The first question people ask when they find out that I’m a minister is the name of the church that I preach for and then, without fail, follow up with the query, “How big is your congregation?” It seems as if there is something about the size of the congregation I serve that somehow gives them insight into who I am and probably my abilities as a minister.
When it comes to judging the value of any congregation of the Lord’s church and the competency of its workers, however, size is of limited use. Throughout the New Testament Jesus and His Apostles addressed disciples and churches on all kinds of issues both commending and correcting them but never once did they mention the size of any assembly in a negative or positive light. It’s as if how big they were was not a factor used in judging their appeal to God.
This may be because churches can be pleasing to the Lord and useful in ministry no matter what size they eventually become.
For example, big churches can do big things like take on the support of an entire mission team that will plant churches and more quickly build up the kingdom in a place where Christianity is not well known. Large mega-churches also have weightier reputations in the community and can often influence local leaders in the doing of good that is Christian in nature and spiritually productive for the general public. The list of advantages available to large congregations goes on and on but they are not without their own problems.
Lack of intimacy and the “corporate” feel of overly organized large churches tend to discourage people looking to connect with other Christians or have specific needs best served by the blessings of fellowship and the security of quiet, sincere friendships. Not that these are absent in big churches but they usually take more time to develop.
Small churches, on the other hand, are all about friendliness, close fellowship and a relaxed familiar feel. They don’t usually exercise a lot of public influence but their members are fiercely loyal to one another and they understand how important every single saint is to the body because when even one of the sheep goes missing or is hurt, everyone knows about it and all are affected in some way.
This is not to say that little churches are not productive, but much like the makers of exotic sports cars, each addition to the small church is hand crafted and requires the investment of many members. Unlike big churches who are able to delegate different ministries to various individuals and groups gifted for each type of work, in little churches the progress is usually the result of the entire church’s effort. There are no “specialists” in small churches, only generalists.
In the end, however, both big and little churches will be judged using the same measure. When the Lord comes, He will seek out those who have been faithful, regardless of the size of congregation in which they lived out their Christian lives.
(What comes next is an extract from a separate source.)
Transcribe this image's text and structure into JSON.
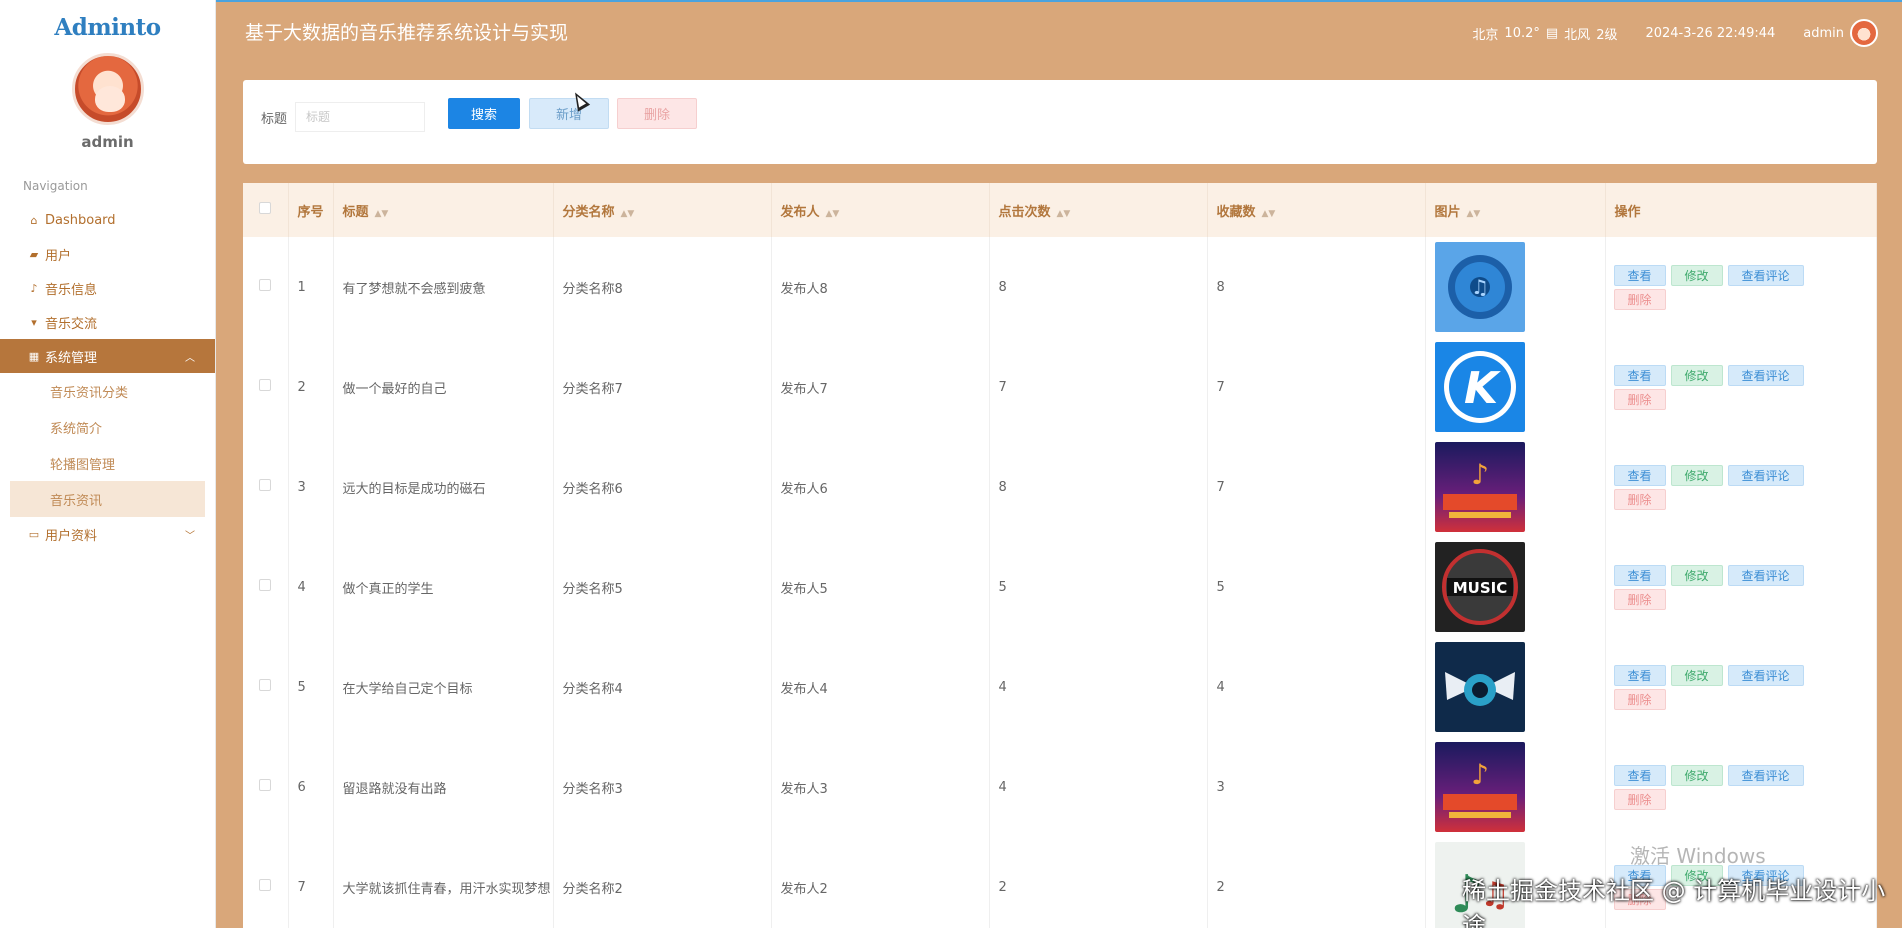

We must not, therefore, be proud or boastful of the size of our assemblies (bigger is better/smaller is more sincere, etc.). In the end, the size of our assemblies depends on the Lord because He is the One who adds (Acts 2:47) and thus deserves the credit and praise for the numbers. Our task is to remain faithful and we will be judged on this because we control faithfulness not numbers. Let us remember, therefore, that when Lord comes the operative word will not be big or little, but faithful.